“If we accept this, I am sure that big companies outside the Arctic can come and sell their products, and the people who live there, who have very small companies, who don’t have these kinds of resources needed to complete an impact assessment or to pay someone to do it will get shoved aside. This shouldn’t be the intention,” Ms Jäätteenmäki said.
The European Parliament’s efforts to draw up a resolution comes after the European Commission, the EU’s executive arm, in April adopted a strategy aimed at guiding union policy towards the region.
The two committees welcome the efforts of the commission to draw up a single Arctic policy, but they also criticise the commission’s strategy for focusing solely on commercial and environmentalissues. Including the foreign-policy committee in parliament’s drafting process underscored parliament’s position that the EU needs better co-ordination between internal and external policies towards the region.
This is particularly true when it comes to relations with Russia, MEPs speaking today agreed, as they called on Brussels to continue to work with Moscow to make progress on issues of common concern.
Members of the two committees also agree that the EU has what Michael Gahler, of Germany, described as “legitimate interests” in region. Even so, he cautioned against overstating the role Brussels has to play.
“We should not try to impose demands and expectations as if this region were our territory,” Mr Gahler said.
Instead, he suggested that Brussels should try to achieve its goals in the region by working through the EU’s Arctic Council members (Denmark, Finland and Sweden) while also continuing to seek influence through the union’s own observer status.

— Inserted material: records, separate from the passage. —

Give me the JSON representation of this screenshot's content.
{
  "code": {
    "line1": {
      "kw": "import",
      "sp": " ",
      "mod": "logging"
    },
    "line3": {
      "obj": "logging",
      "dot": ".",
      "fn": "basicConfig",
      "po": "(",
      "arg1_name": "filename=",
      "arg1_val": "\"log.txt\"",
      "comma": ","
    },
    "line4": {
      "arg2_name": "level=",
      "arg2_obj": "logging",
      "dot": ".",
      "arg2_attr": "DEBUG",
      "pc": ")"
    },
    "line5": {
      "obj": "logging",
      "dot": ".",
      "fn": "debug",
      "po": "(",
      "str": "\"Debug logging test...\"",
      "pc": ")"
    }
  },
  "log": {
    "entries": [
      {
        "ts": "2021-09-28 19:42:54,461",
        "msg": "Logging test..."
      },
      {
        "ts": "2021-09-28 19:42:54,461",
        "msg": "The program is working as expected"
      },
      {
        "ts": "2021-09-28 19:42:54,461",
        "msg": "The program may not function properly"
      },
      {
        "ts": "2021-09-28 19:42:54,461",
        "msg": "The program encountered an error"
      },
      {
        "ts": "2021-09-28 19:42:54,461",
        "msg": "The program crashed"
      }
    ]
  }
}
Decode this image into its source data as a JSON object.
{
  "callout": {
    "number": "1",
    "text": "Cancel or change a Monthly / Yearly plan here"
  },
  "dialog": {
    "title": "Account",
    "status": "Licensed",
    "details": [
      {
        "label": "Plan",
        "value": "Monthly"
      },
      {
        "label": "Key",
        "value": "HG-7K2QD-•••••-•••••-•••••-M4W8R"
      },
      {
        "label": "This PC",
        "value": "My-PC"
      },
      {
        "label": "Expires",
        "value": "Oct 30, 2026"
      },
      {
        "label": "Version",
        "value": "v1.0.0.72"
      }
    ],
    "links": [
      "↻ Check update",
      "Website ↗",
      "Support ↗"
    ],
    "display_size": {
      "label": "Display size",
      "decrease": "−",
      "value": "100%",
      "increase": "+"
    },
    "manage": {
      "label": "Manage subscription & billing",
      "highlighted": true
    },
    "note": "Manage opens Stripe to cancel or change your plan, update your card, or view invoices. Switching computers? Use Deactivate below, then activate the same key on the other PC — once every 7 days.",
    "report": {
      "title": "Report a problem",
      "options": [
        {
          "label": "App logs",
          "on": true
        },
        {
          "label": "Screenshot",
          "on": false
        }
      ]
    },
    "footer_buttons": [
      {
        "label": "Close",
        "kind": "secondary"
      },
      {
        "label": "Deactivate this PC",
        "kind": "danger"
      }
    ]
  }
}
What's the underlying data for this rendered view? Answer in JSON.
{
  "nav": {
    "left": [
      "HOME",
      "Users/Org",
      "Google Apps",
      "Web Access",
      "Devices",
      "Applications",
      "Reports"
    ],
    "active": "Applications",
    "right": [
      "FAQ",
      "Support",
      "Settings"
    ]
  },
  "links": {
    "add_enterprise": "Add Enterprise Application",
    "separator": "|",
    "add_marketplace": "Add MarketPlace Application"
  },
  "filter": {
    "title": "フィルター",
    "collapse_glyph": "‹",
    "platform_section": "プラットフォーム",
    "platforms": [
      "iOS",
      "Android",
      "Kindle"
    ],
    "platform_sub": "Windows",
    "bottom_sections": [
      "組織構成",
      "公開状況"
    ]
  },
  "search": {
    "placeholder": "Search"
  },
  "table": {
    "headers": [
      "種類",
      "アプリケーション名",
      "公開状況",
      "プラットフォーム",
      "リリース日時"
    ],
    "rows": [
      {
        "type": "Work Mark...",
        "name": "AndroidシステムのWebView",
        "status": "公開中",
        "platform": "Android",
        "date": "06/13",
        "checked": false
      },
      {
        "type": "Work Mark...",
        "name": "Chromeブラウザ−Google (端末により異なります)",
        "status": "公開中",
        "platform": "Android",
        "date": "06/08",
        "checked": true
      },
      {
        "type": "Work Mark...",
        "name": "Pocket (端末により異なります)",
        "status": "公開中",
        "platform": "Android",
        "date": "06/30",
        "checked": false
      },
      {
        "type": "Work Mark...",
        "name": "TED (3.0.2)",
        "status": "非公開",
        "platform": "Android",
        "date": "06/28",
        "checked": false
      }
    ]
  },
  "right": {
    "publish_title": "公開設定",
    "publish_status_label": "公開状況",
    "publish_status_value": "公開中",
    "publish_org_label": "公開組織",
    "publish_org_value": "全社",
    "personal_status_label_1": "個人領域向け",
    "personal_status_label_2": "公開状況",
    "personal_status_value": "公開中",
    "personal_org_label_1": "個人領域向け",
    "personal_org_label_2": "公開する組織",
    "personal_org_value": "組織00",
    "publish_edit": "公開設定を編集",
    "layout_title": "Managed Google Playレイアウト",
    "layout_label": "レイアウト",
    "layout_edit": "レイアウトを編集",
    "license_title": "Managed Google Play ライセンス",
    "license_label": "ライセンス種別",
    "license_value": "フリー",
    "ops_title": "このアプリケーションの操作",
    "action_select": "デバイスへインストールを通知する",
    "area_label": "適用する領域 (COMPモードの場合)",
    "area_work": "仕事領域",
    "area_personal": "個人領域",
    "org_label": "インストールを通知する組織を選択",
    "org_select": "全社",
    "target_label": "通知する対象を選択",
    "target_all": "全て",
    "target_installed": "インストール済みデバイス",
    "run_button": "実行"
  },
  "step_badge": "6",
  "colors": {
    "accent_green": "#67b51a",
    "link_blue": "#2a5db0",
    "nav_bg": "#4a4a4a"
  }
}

The two committees will meet a final time on January 31 in order to approve the version of the resolution that the full parliament will vote on later that week.